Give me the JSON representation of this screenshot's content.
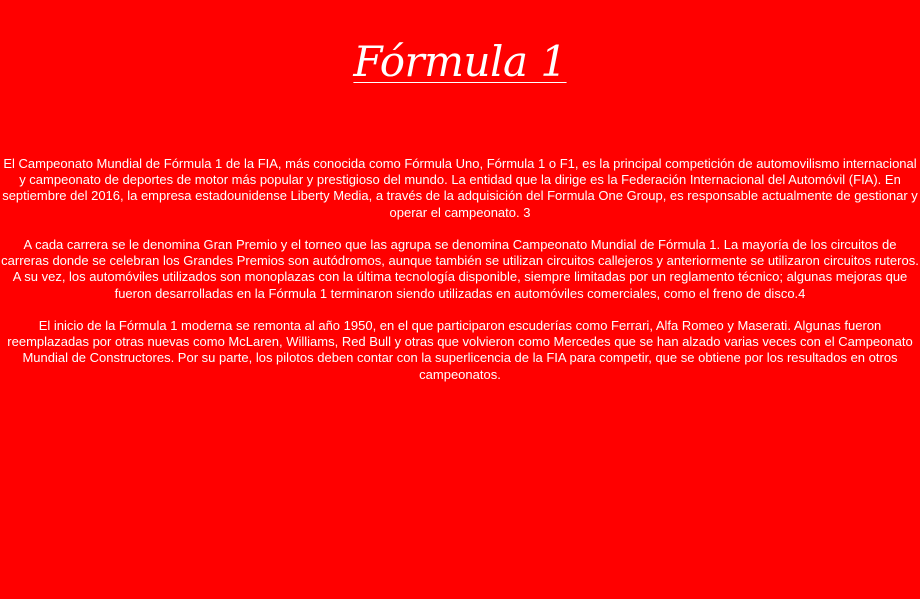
{
  "page": {
    "title": "Fórmula 1"
  },
  "article": {
    "paragraphs": [
      "El Campeonato Mundial de Fórmula 1 de la FIA, más conocida como Fórmula Uno, Fórmula 1 o F1, es la principal competición de automovilismo internacional y campeonato de deportes de motor más popular y prestigioso del mundo. La entidad que la dirige es la Federación Internacional del Automóvil (FIA). En septiembre del 2016, la empresa estadounidense Liberty Media, a través de la adquisición del Formula One Group, es responsable actualmente de gestionar y operar el campeonato. 3",
      "A cada carrera se le denomina Gran Premio y el torneo que las agrupa se denomina Campeonato Mundial de Fórmula 1. La mayoría de los circuitos de carreras donde se celebran los Grandes Premios son autódromos, aunque también se utilizan circuitos callejeros y anteriormente se utilizaron circuitos ruteros. A su vez, los automóviles utilizados son monoplazas con la última tecnología disponible, siempre limitadas por un reglamento técnico; algunas mejoras que fueron desarrolladas en la Fórmula 1 terminaron siendo utilizadas en automóviles comerciales, como el freno de disco.4",
      "El inicio de la Fórmula 1 moderna se remonta al año 1950, en el que participaron escuderías como Ferrari, Alfa Romeo y Maserati. Algunas fueron reemplazadas por otras nuevas como McLaren, Williams, Red Bull y otras que volvieron como Mercedes que se han alzado varias veces con el Campeonato Mundial de Constructores. Por su parte, los pilotos deben contar con la superlicencia de la FIA para competir, que se obtiene por los resultados en otros campeonatos."
    ]
  },
  "colors": {
    "background": "#ff0000",
    "text": "#ffffff"
  }
}
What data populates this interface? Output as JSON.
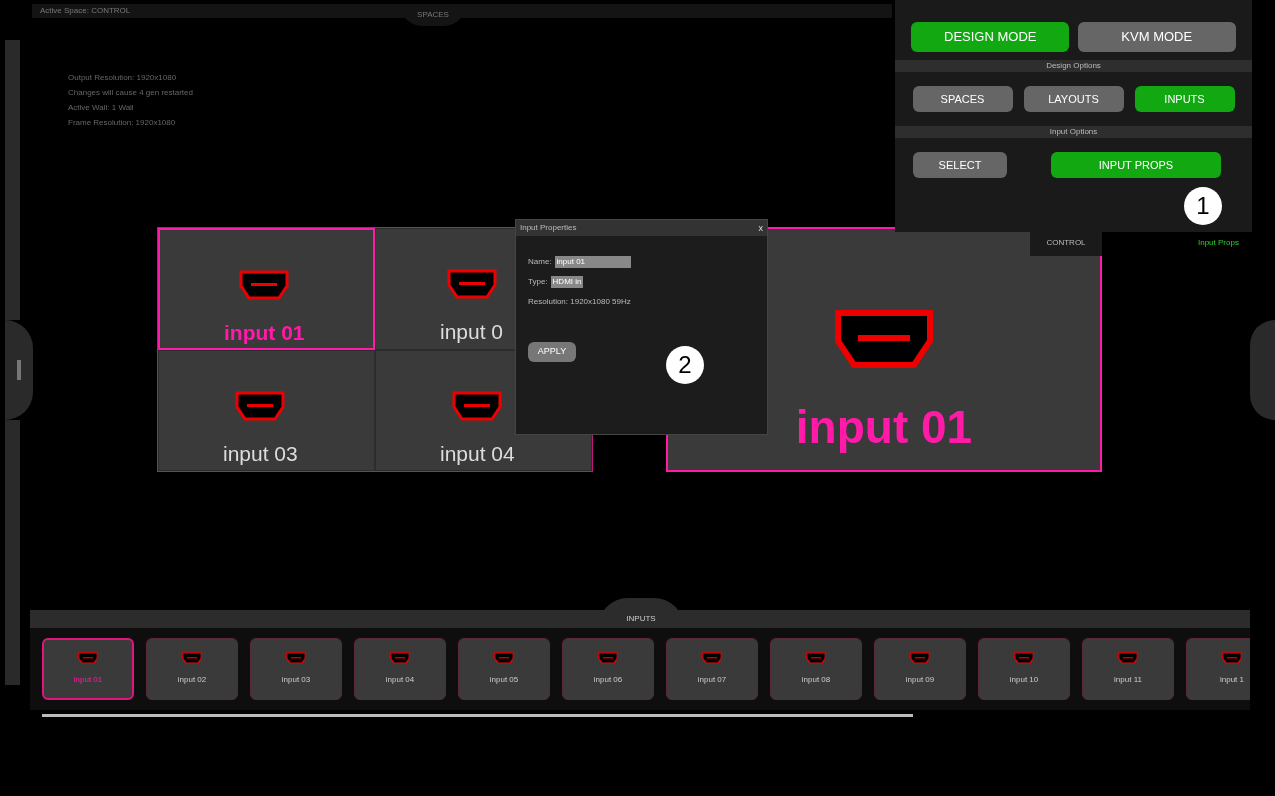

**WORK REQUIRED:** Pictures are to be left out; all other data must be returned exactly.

**WRITTEN REPLY:**
Give me the JSON representation of this screenshot's content.
{
  "page": {
    "title": "Fórmula 1"
  },
  "article": {
    "paragraphs": [
      "El Campeonato Mundial de Fórmula 1 de la FIA, más conocida como Fórmula Uno, Fórmula 1 o F1, es la principal competición de automovilismo internacional y campeonato de deportes de motor más popular y prestigioso del mundo. La entidad que la dirige es la Federación Internacional del Automóvil (FIA). En septiembre del 2016, la empresa estadounidense Liberty Media, a través de la adquisición del Formula One Group, es responsable actualmente de gestionar y operar el campeonato. 3",
      "A cada carrera se le denomina Gran Premio y el torneo que las agrupa se denomina Campeonato Mundial de Fórmula 1. La mayoría de los circuitos de carreras donde se celebran los Grandes Premios son autódromos, aunque también se utilizan circuitos callejeros y anteriormente se utilizaron circuitos ruteros. A su vez, los automóviles utilizados son monoplazas con la última tecnología disponible, siempre limitadas por un reglamento técnico; algunas mejoras que fueron desarrolladas en la Fórmula 1 terminaron siendo utilizadas en automóviles comerciales, como el freno de disco.4",
      "El inicio de la Fórmula 1 moderna se remonta al año 1950, en el que participaron escuderías como Ferrari, Alfa Romeo y Maserati. Algunas fueron reemplazadas por otras nuevas como McLaren, Williams, Red Bull y otras que volvieron como Mercedes que se han alzado varias veces con el Campeonato Mundial de Constructores. Por su parte, los pilotos deben contar con la superlicencia de la FIA para competir, que se obtiene por los resultados en otros campeonatos."
    ]
  },
  "colors": {
    "background": "#ff0000",
    "text": "#ffffff"
  }
}
What data populates this interface? Output as JSON.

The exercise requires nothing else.